TASK >> Across all the records, filter for lines with the word "thumb" and copy them.

STORED DATA >>
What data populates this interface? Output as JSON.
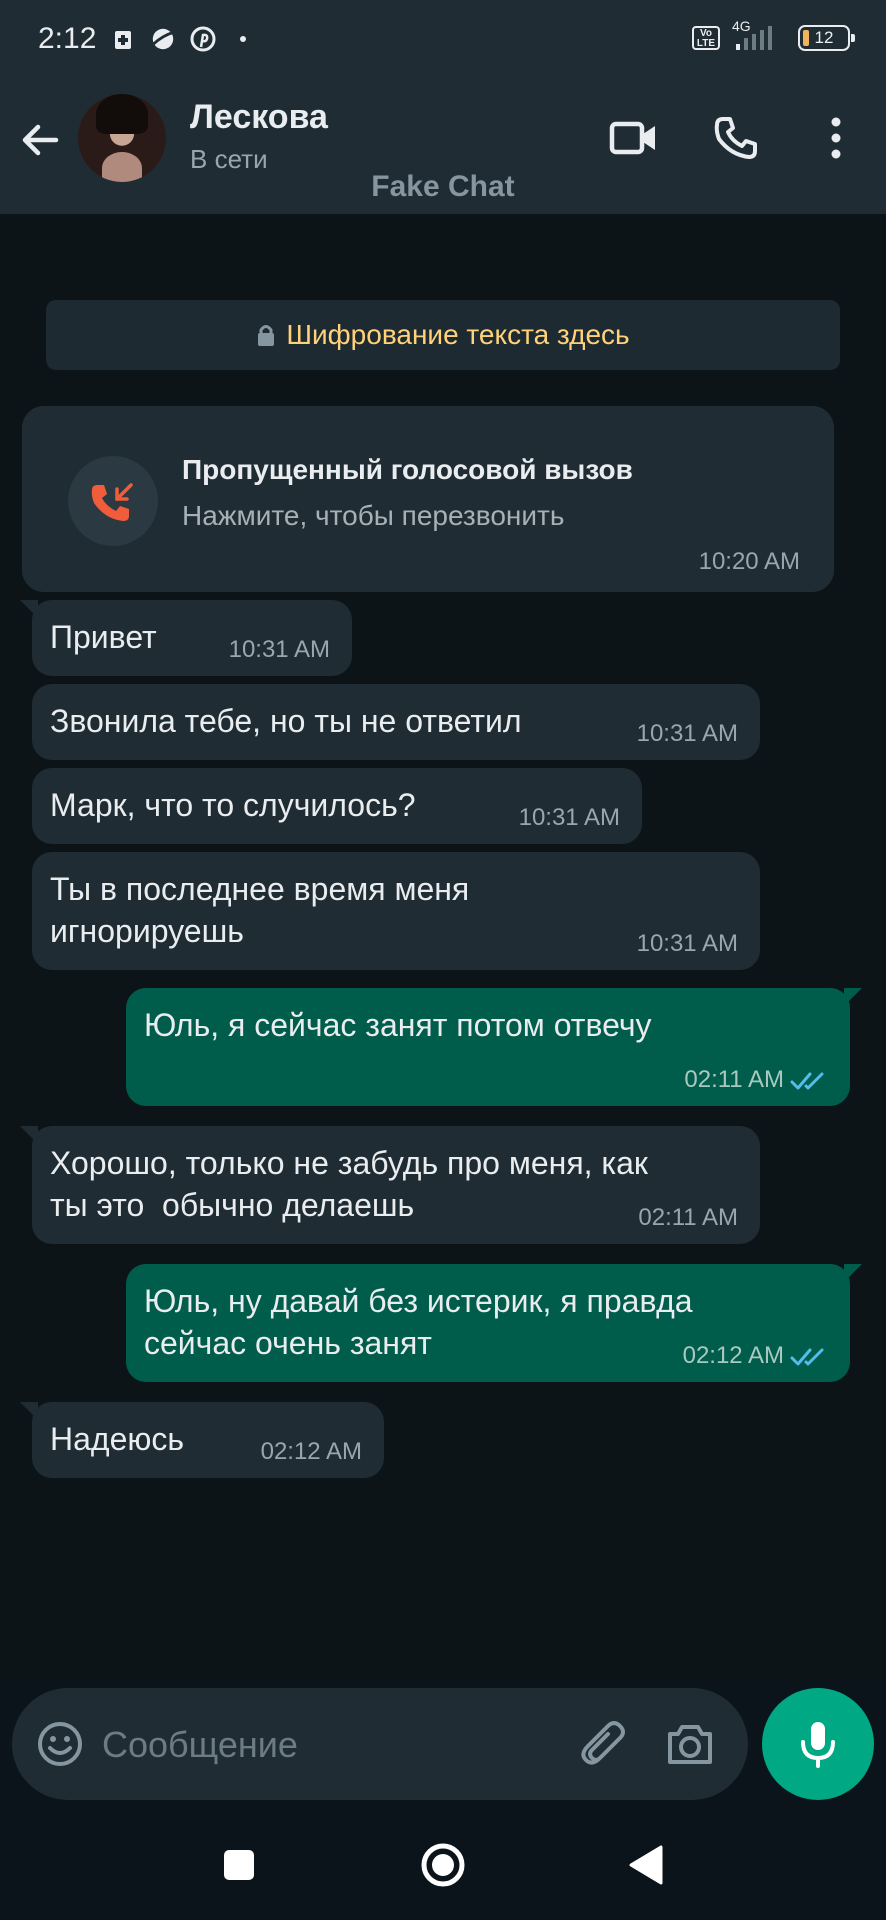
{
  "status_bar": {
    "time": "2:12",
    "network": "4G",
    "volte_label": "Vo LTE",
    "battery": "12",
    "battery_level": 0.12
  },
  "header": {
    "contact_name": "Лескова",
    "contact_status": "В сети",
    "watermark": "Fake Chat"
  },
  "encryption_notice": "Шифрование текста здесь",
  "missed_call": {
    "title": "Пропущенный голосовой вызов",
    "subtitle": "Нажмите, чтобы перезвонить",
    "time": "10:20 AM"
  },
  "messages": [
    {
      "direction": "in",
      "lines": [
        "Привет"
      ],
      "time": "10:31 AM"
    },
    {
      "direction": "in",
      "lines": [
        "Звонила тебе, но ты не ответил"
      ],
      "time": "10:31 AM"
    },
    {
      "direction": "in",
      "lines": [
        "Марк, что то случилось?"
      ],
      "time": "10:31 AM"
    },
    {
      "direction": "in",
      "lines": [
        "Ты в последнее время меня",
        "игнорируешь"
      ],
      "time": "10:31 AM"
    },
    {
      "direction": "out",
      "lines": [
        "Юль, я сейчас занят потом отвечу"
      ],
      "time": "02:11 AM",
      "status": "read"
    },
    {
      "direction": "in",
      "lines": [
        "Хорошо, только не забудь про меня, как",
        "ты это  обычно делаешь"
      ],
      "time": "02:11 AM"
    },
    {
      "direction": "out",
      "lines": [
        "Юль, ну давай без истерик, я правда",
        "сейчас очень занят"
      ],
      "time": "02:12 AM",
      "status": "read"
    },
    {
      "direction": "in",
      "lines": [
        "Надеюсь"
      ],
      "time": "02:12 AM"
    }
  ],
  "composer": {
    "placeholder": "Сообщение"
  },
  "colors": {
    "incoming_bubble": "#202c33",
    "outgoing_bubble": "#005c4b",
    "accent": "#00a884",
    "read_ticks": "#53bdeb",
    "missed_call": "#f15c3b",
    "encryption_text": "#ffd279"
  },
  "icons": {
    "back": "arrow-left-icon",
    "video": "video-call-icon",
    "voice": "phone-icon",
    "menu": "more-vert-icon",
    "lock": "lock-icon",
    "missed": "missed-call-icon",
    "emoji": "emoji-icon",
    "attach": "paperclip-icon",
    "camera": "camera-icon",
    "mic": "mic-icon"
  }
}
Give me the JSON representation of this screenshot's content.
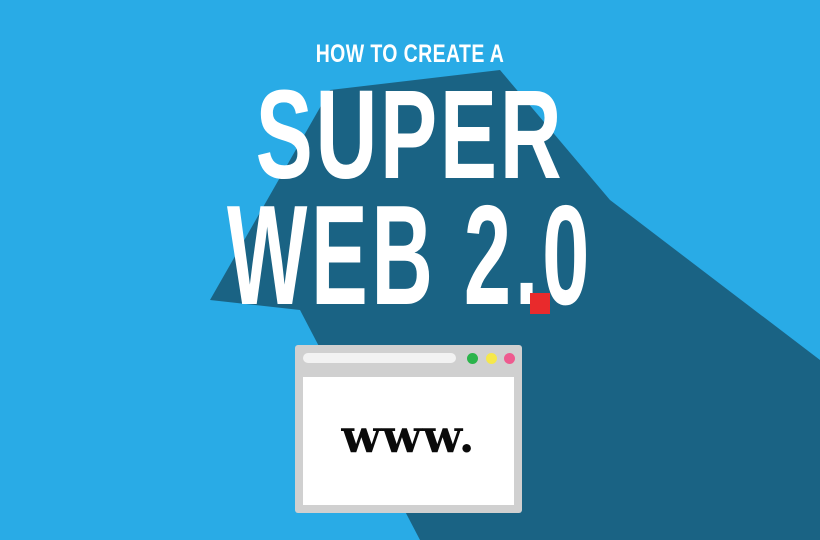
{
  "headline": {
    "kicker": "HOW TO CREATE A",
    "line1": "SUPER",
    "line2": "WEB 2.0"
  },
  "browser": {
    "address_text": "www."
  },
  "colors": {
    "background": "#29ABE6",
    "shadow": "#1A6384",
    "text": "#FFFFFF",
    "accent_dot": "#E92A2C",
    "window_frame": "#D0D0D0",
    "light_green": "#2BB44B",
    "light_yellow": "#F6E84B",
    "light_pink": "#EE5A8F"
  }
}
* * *
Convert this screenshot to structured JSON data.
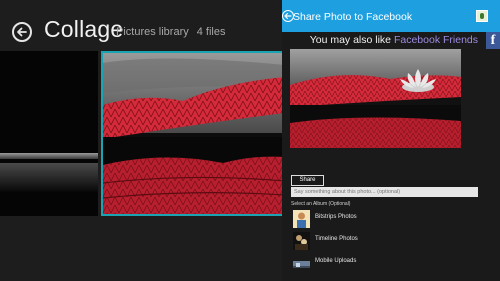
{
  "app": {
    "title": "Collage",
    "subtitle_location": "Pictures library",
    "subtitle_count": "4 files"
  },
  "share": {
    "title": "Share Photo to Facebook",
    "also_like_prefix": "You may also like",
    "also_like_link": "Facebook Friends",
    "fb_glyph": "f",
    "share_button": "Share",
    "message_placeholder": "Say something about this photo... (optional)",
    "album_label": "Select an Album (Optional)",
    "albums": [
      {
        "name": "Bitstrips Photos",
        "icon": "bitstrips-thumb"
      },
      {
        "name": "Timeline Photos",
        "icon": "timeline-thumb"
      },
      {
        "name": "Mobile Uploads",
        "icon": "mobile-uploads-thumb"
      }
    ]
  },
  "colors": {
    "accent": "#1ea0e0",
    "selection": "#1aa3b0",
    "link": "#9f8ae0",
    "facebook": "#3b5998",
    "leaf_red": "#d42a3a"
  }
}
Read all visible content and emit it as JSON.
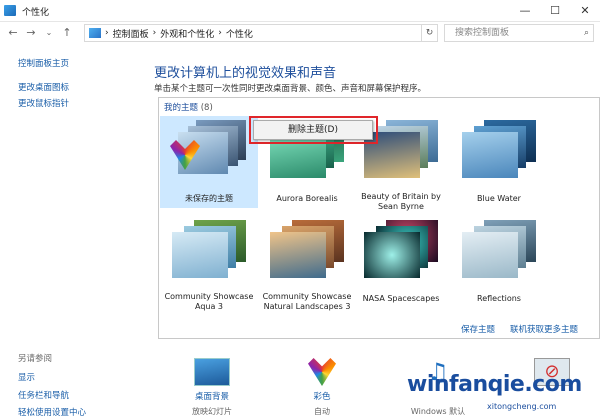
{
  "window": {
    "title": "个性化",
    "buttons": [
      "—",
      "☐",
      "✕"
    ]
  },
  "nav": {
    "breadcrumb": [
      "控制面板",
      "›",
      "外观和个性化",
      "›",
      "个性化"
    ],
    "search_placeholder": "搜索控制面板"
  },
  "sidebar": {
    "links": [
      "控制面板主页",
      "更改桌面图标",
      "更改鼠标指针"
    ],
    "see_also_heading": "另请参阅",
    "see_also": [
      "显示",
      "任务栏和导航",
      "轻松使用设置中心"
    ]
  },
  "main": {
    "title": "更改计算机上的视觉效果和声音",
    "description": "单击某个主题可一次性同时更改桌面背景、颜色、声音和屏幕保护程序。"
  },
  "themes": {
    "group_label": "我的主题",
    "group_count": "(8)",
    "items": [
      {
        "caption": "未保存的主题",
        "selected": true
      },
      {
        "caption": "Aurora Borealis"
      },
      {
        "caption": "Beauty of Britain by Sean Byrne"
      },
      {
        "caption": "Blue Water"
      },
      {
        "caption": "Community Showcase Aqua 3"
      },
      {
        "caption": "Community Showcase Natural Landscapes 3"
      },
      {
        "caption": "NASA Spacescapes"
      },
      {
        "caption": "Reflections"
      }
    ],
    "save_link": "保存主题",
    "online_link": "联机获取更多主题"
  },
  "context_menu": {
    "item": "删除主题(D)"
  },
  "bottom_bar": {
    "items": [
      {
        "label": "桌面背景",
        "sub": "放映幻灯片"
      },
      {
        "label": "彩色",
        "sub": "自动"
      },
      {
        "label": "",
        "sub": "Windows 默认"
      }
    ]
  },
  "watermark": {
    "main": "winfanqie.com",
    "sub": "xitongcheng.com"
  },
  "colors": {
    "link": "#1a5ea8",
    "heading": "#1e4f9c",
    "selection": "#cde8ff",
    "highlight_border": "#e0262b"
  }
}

ANSWER TO THE EXERCISE >>
        "icon": "bitstrips-thumb"
        "icon": "timeline-thumb"
        "icon": "mobile-uploads-thumb"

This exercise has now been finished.